This explanation has a good deal of power, but it is incomplete. Criminal defendants have not always been the political bogey they are today, nor has crime always been such a salient national issue. Criminal law's expansion, though, is a constant, going back (at least) to the mid-1800s. And while it is easy to see how public opinion would push toward harsher sentences (as with the 1986 drug legislation), it is hard to see how it would produce broad criminal codes that cover a range of ordinary, fairly innocuous behavior. The more natural assumption is that the public would want to criminalize only the kinds of things criminals, understood in the ordinary sense of that word, do. Yet contemporary criminal codes cover a good deal of marginal middle-class misbehavior -- a very odd state of affairs, politically speaking. The question remains: Why are criminal codes so broad, and why are they always getting broader?

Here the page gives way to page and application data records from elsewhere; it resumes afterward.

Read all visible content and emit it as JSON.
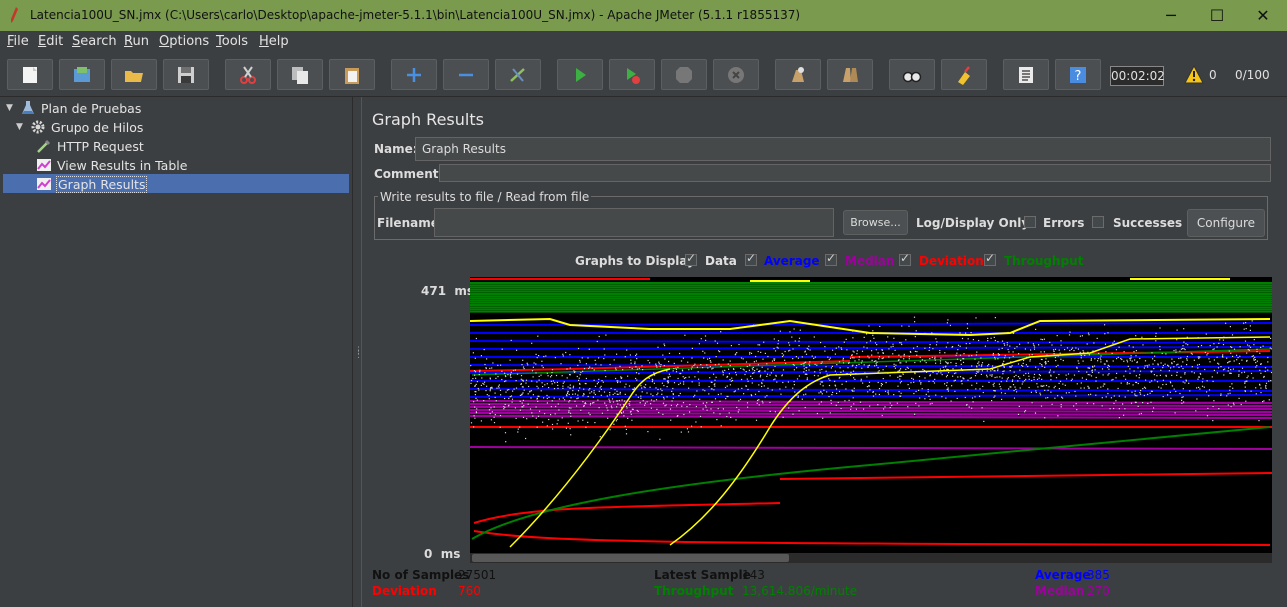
{
  "window": {
    "title": "Latencia100U_SN.jmx (C:\\Users\\carlo\\Desktop\\apache-jmeter-5.1.1\\bin\\Latencia100U_SN.jmx) - Apache JMeter (5.1.1 r1855137)",
    "minimize": "─",
    "maximize": "☐",
    "close": "✕"
  },
  "menu": [
    "File",
    "Edit",
    "Search",
    "Run",
    "Options",
    "Tools",
    "Help"
  ],
  "toolbar": {
    "timer": "00:02:02",
    "warnings": "0",
    "threads": "0/100",
    "icons": [
      "new-icon",
      "templates-icon",
      "open-icon",
      "save-icon",
      "cut-icon",
      "copy-icon",
      "paste-icon",
      "expand-icon",
      "collapse-icon",
      "toggle-icon",
      "start-icon",
      "start-no-pauses-icon",
      "stop-icon",
      "shutdown-icon",
      "clear-icon",
      "clear-all-icon",
      "search-icon",
      "reset-search-icon",
      "function-helper-icon",
      "help-icon"
    ]
  },
  "tree": {
    "items": [
      {
        "label": "Plan de Pruebas"
      },
      {
        "label": "Grupo de Hilos"
      },
      {
        "label": "HTTP Request"
      },
      {
        "label": "View Results in Table"
      },
      {
        "label": "Graph Results"
      }
    ]
  },
  "panel": {
    "heading": "Graph Results",
    "name_label": "Name:",
    "name_value": "Graph Results",
    "comments_label": "Comments:",
    "write_results_legend": "Write results to file / Read from file",
    "filename_label": "Filename",
    "filename_value": "",
    "browse_label": "Browse...",
    "log_display_only": "Log/Display Only:",
    "errors_label": "Errors",
    "successes_label": "Successes",
    "configure_label": "Configure",
    "graphs_to_display": "Graphs to Display",
    "toggles": [
      {
        "label": "Data",
        "color": "#e0e0e0",
        "checked": true
      },
      {
        "label": "Average",
        "color": "#0000ff",
        "checked": true
      },
      {
        "label": "Median",
        "color": "#a000a0",
        "checked": true
      },
      {
        "label": "Deviation",
        "color": "#ff0000",
        "checked": true
      },
      {
        "label": "Throughput",
        "color": "#008000",
        "checked": true
      }
    ]
  },
  "chart_data": {
    "type": "line",
    "y_max_label": "471",
    "y_min_label": "0",
    "y_unit": "ms",
    "ylim": [
      0,
      471
    ],
    "series": [
      {
        "name": "Data",
        "color": "#ffffff"
      },
      {
        "name": "Average",
        "color": "#0000ff"
      },
      {
        "name": "Median",
        "color": "#a000a0"
      },
      {
        "name": "Deviation",
        "color": "#ff0000"
      },
      {
        "name": "Throughput",
        "color": "#008000"
      }
    ]
  },
  "stats": {
    "no_of_samples_label": "No of Samples",
    "no_of_samples": "27501",
    "latest_sample_label": "Latest Sample",
    "latest_sample": "143",
    "average_label": "Average",
    "average": "385",
    "deviation_label": "Deviation",
    "deviation": "760",
    "throughput_label": "Throughput",
    "throughput": "13,614.806/minute",
    "median_label": "Median",
    "median": "270"
  }
}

A large part of the answer involves not the politics of ideology and public opinion, but the politics of institutional design and incentives. Begin with the basic allocation of power over criminal law: legislators make it, prosecutors enforce it, and judges interpret it. In this system of separated powers, each branch is supposed to check the others. That does not happen. Instead, the story of American criminal law is a story of tacit cooperation between prosecutors and legislators, each of whom benefits from more and broader crimes, and growing marginalization of judges, who alone are likely to opt for narrower liability rules rather than broader ones. This dynamic does not arise out of any particular ideological stance, and does not depend on the partisan tilt of the relevant actors. Criminal law seems to expand as much, and as fast, under Democrats as under Republicans. Rather, it arises out of the incentives of the various actors in the system. Prosecutors are better off when criminal law is broad than when it is narrow. Legislators are better off when prosecutors are better off. The potential for alliance is strong, and obvious. And given legislative supremacy -- meaning legislatures control crime definition -- and prosecutorial discretion -- meaning prosecutors decide whom to charge, and for what -- judges cannot separate these natural allies.

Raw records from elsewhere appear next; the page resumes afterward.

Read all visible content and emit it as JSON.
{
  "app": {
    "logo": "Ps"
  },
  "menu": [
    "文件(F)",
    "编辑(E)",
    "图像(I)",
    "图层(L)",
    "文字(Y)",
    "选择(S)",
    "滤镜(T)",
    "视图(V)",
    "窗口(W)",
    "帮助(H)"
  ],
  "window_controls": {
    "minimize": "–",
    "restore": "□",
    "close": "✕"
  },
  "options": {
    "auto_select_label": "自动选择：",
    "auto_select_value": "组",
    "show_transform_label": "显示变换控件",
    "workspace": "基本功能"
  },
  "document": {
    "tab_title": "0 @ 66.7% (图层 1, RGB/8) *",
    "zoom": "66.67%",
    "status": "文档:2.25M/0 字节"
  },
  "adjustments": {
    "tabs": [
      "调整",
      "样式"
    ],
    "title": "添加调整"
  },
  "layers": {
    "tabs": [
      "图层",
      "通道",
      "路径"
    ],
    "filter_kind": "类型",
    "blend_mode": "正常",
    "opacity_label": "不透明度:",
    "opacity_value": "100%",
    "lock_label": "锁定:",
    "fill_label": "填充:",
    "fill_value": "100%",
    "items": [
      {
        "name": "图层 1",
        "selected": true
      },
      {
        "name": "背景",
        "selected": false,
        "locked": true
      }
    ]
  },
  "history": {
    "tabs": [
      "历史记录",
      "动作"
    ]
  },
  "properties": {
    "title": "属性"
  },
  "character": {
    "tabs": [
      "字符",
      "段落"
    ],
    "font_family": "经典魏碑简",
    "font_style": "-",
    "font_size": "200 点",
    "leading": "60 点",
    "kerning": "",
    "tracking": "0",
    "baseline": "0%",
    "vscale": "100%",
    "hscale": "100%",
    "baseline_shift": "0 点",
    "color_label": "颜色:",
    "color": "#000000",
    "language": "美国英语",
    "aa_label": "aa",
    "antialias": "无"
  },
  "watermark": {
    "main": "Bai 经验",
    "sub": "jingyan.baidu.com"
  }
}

So two kinds of politics drive criminal law. Surface politics, the sphere in which public opinion and partisan argument operate, ebb and flow, just as crime rates ebb and flow. Usually these conventional political forces push toward broader liability, but not always, and not always to the same degree. A deeper politics, a politics of institutional competition and cooperation, always pushes toward broader liability rules, and toward harsher sentences as well. The current tough-on-crime phase of our national politics will someday end; indeed it seems to be ending already, as the current controversies over the death penalty and racial profiling suggest. (11) (The war on terrorism may reverse this trend.) But the deeper politics...